ASSIGNMENT » Copy the entries that follow, exactly and completely.

Records from a collection
◇ ◇ ◇ ◇
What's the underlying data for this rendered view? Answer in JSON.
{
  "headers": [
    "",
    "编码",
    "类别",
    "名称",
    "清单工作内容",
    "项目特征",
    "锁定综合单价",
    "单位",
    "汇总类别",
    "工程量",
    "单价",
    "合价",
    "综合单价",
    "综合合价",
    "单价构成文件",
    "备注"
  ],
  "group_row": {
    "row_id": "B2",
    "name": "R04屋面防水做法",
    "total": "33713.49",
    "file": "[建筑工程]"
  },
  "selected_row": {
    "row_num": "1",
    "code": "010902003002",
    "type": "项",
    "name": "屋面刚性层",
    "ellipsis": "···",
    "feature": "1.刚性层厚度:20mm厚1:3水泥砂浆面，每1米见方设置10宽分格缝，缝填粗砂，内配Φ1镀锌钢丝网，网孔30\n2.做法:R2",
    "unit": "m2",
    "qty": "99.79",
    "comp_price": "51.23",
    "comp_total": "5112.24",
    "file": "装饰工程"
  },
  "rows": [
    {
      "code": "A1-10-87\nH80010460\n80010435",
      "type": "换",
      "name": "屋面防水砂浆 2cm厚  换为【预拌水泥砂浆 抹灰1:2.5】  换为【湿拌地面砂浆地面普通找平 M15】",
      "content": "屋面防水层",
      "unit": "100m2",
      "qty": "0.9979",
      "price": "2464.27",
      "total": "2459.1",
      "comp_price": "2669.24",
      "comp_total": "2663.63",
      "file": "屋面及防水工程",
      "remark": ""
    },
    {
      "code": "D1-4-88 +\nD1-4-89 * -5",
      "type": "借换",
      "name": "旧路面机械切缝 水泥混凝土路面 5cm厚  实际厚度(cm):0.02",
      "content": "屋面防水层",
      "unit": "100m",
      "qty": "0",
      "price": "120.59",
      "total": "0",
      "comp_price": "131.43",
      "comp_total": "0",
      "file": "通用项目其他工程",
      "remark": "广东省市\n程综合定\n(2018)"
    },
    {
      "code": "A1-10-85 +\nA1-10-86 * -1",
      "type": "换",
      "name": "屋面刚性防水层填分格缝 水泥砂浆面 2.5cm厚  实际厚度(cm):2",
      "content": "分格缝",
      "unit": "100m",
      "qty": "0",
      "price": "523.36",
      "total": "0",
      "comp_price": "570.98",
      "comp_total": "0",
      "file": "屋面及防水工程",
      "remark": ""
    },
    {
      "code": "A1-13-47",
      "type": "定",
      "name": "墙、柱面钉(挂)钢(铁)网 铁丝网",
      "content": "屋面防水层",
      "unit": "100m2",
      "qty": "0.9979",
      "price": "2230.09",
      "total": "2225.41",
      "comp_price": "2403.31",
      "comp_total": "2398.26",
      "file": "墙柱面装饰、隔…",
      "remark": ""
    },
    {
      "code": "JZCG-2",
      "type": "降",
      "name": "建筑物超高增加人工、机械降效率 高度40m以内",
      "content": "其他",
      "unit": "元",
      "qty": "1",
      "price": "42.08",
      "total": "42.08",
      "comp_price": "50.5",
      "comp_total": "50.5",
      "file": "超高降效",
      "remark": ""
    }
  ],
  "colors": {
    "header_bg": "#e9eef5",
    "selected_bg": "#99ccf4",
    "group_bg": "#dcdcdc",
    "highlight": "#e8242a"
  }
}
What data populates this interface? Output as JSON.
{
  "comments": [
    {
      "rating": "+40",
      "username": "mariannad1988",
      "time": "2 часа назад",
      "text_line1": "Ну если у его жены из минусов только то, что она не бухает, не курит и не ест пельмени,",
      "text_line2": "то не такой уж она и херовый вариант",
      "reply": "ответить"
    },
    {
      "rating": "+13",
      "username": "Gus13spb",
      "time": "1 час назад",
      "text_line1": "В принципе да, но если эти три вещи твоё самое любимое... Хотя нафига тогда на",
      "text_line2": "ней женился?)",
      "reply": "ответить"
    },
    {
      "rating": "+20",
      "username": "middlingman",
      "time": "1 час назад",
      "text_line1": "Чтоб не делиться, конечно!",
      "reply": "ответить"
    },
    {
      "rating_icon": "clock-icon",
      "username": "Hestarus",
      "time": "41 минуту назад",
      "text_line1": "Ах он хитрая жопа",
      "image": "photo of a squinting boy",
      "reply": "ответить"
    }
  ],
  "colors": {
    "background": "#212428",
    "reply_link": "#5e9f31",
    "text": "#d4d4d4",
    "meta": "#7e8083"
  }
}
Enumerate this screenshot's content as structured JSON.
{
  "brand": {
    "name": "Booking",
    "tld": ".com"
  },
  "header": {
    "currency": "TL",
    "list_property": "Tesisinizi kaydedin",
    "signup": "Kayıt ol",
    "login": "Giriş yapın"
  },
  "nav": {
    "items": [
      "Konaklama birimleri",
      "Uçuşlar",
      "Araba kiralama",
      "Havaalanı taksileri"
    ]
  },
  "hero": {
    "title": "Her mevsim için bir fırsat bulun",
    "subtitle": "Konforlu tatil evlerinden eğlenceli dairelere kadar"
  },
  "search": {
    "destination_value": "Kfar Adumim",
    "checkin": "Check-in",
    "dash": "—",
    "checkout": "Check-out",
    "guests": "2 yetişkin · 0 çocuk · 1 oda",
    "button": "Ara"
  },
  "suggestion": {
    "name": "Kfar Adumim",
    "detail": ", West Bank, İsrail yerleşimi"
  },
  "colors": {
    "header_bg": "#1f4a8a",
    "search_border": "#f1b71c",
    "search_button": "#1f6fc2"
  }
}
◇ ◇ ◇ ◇
RESPONSE »
What's the underlying data for this rendered view? Answer in JSON.
{
  "headers": [
    "",
    "编码",
    "类别",
    "名称",
    "清单工作内容",
    "项目特征",
    "锁定综合单价",
    "单位",
    "汇总类别",
    "工程量",
    "单价",
    "合价",
    "综合单价",
    "综合合价",
    "单价构成文件",
    "备注"
  ],
  "group_row": {
    "row_id": "B2",
    "name": "R04屋面防水做法",
    "total": "33713.49",
    "file": "[建筑工程]"
  },
  "selected_row": {
    "row_num": "1",
    "code": "010902003002",
    "type": "项",
    "name": "屋面刚性层",
    "ellipsis": "···",
    "feature": "1.刚性层厚度:20mm厚1:3水泥砂浆面，每1米见方设置10宽分格缝，缝填粗砂，内配Φ1镀锌钢丝网，网孔30\n2.做法:R2",
    "unit": "m2",
    "qty": "99.79",
    "comp_price": "51.23",
    "comp_total": "5112.24",
    "file": "装饰工程"
  },
  "rows": [
    {
      "code": "A1-10-87\nH80010460\n80010435",
      "type": "换",
      "name": "屋面防水砂浆 2cm厚  换为【预拌水泥砂浆 抹灰1:2.5】  换为【湿拌地面砂浆地面普通找平 M15】",
      "content": "屋面防水层",
      "unit": "100m2",
      "qty": "0.9979",
      "price": "2464.27",
      "total": "2459.1",
      "comp_price": "2669.24",
      "comp_total": "2663.63",
      "file": "屋面及防水工程",
      "remark": ""
    },
    {
      "code": "D1-4-88 +\nD1-4-89 * -5",
      "type": "借换",
      "name": "旧路面机械切缝 水泥混凝土路面 5cm厚  实际厚度(cm):0.02",
      "content": "屋面防水层",
      "unit": "100m",
      "qty": "0",
      "price": "120.59",
      "total": "0",
      "comp_price": "131.43",
      "comp_total": "0",
      "file": "通用项目其他工程",
      "remark": "广东省市\n程综合定\n(2018)"
    },
    {
      "code": "A1-10-85 +\nA1-10-86 * -1",
      "type": "换",
      "name": "屋面刚性防水层填分格缝 水泥砂浆面 2.5cm厚  实际厚度(cm):2",
      "content": "分格缝",
      "unit": "100m",
      "qty": "0",
      "price": "523.36",
      "total": "0",
      "comp_price": "570.98",
      "comp_total": "0",
      "file": "屋面及防水工程",
      "remark": ""
    },
    {
      "code": "A1-13-47",
      "type": "定",
      "name": "墙、柱面钉(挂)钢(铁)网 铁丝网",
      "content": "屋面防水层",
      "unit": "100m2",
      "qty": "0.9979",
      "price": "2230.09",
      "total": "2225.41",
      "comp_price": "2403.31",
      "comp_total": "2398.26",
      "file": "墙柱面装饰、隔…",
      "remark": ""
    },
    {
      "code": "JZCG-2",
      "type": "降",
      "name": "建筑物超高增加人工、机械降效率 高度40m以内",
      "content": "其他",
      "unit": "元",
      "qty": "1",
      "price": "42.08",
      "total": "42.08",
      "comp_price": "50.5",
      "comp_total": "50.5",
      "file": "超高降效",
      "remark": ""
    }
  ],
  "colors": {
    "header_bg": "#e9eef5",
    "selected_bg": "#99ccf4",
    "group_bg": "#dcdcdc",
    "highlight": "#e8242a"
  }
}
What data populates this interface? Output as JSON.
{
  "comments": [
    {
      "rating": "+40",
      "username": "mariannad1988",
      "time": "2 часа назад",
      "text_line1": "Ну если у его жены из минусов только то, что она не бухает, не курит и не ест пельмени,",
      "text_line2": "то не такой уж она и херовый вариант",
      "reply": "ответить"
    },
    {
      "rating": "+13",
      "username": "Gus13spb",
      "time": "1 час назад",
      "text_line1": "В принципе да, но если эти три вещи твоё самое любимое... Хотя нафига тогда на",
      "text_line2": "ней женился?)",
      "reply": "ответить"
    },
    {
      "rating": "+20",
      "username": "middlingman",
      "time": "1 час назад",
      "text_line1": "Чтоб не делиться, конечно!",
      "reply": "ответить"
    },
    {
      "rating_icon": "clock-icon",
      "username": "Hestarus",
      "time": "41 минуту назад",
      "text_line1": "Ах он хитрая жопа",
      "image": "photo of a squinting boy",
      "reply": "ответить"
    }
  ],
  "colors": {
    "background": "#212428",
    "reply_link": "#5e9f31",
    "text": "#d4d4d4",
    "meta": "#7e8083"
  }
}
Enumerate this screenshot's content as structured JSON.
{
  "brand": {
    "name": "Booking",
    "tld": ".com"
  },
  "header": {
    "currency": "TL",
    "list_property": "Tesisinizi kaydedin",
    "signup": "Kayıt ol",
    "login": "Giriş yapın"
  },
  "nav": {
    "items": [
      "Konaklama birimleri",
      "Uçuşlar",
      "Araba kiralama",
      "Havaalanı taksileri"
    ]
  },
  "hero": {
    "title": "Her mevsim için bir fırsat bulun",
    "subtitle": "Konforlu tatil evlerinden eğlenceli dairelere kadar"
  },
  "search": {
    "destination_value": "Kfar Adumim",
    "checkin": "Check-in",
    "dash": "—",
    "checkout": "Check-out",
    "guests": "2 yetişkin · 0 çocuk · 1 oda",
    "button": "Ara"
  },
  "suggestion": {
    "name": "Kfar Adumim",
    "detail": ", West Bank, İsrail yerleşimi"
  },
  "colors": {
    "header_bg": "#1f4a8a",
    "search_border": "#f1b71c",
    "search_button": "#1f6fc2"
  }
}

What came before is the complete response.